Isn't that a great description? Schmidt uses descriptions like that throughout the story.

As Holling reads Shakespeare's The Tempest, he finds it pretty amusing. Especially the curse words that Caliban uses through out. In fact, he spends most of the book memorizing and throwing out the curse words at others. My favorite was probably "Toads, beetles, bats!" which popped up quite often.

As the year progresses, Mrs. Baker is there for Holling (and his classmates) in a way that Holling's parents seem unable to be. When his dad forgets to pick up Holling for the opening game at Yankee Stadium, Mrs. Baker comes to the rescue. She also teaches him how to run properly, which gives him the chance to join 8th graders on the varsity cross county team. But, Mrs. Baker has problems of her own. Mr. Baker is missing in action over at Vietnam and two rats are living in her classroom ceiling. Every kid should have a teacher like Mrs. Baker, who is able to put all else aside and help you reach your true potential. She was pretty amazing.

The story ends when the school year ends with the major crisis' cleaned up.

While I really liked the story, I did have a couple of complaints. The first is that Holling tells the story in first person as though it's happening at the time. He does not sound anything like 7th graders I know. He was wise well beyond his years, and while I appreciated the insight that added, it seemed to take away from the story in a way. The other thing was that I am not sure how many 7-9th graders would actually enjoy this book. It would work well in a study of the 60s, but most kids don't seem to know that much about that era (I don't actually know much about that era either), so a lot of the significance of what Holling is saying might be lost. It seems like the real audience of this book might be adults who grew up in the 60s, or people who enjoy history.

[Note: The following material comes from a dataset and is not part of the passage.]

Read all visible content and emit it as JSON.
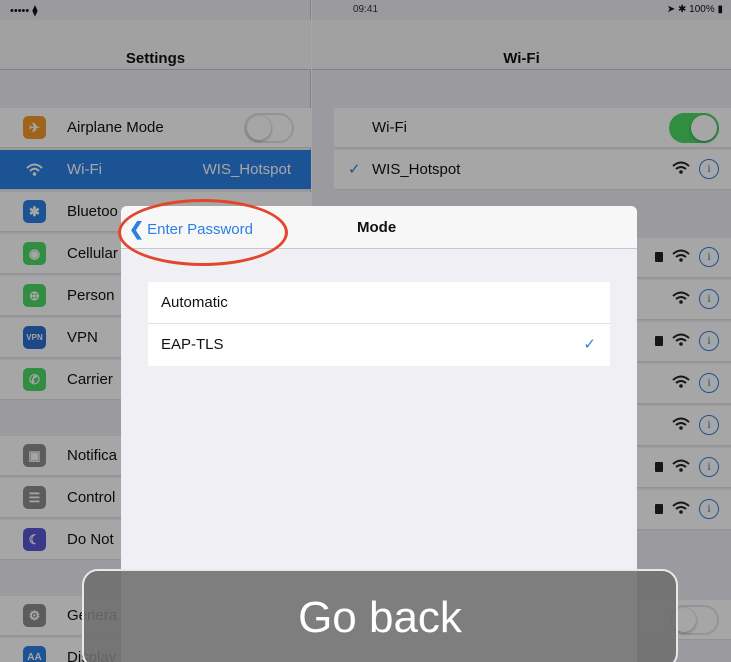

Those complaints aside, I really did enjoy this book a lot, and I would recommend it.

4.5 out of 5 stars.


Laura H said...

I just found your blog and its great!! I just finished this book and really liked it too. I want to recommend it to my 12yr old nephew but like you not sure if he will get the 60s era.

KT said...

Welcome Laura! and thanks. I would be interested to know what your nephew thinks of the book.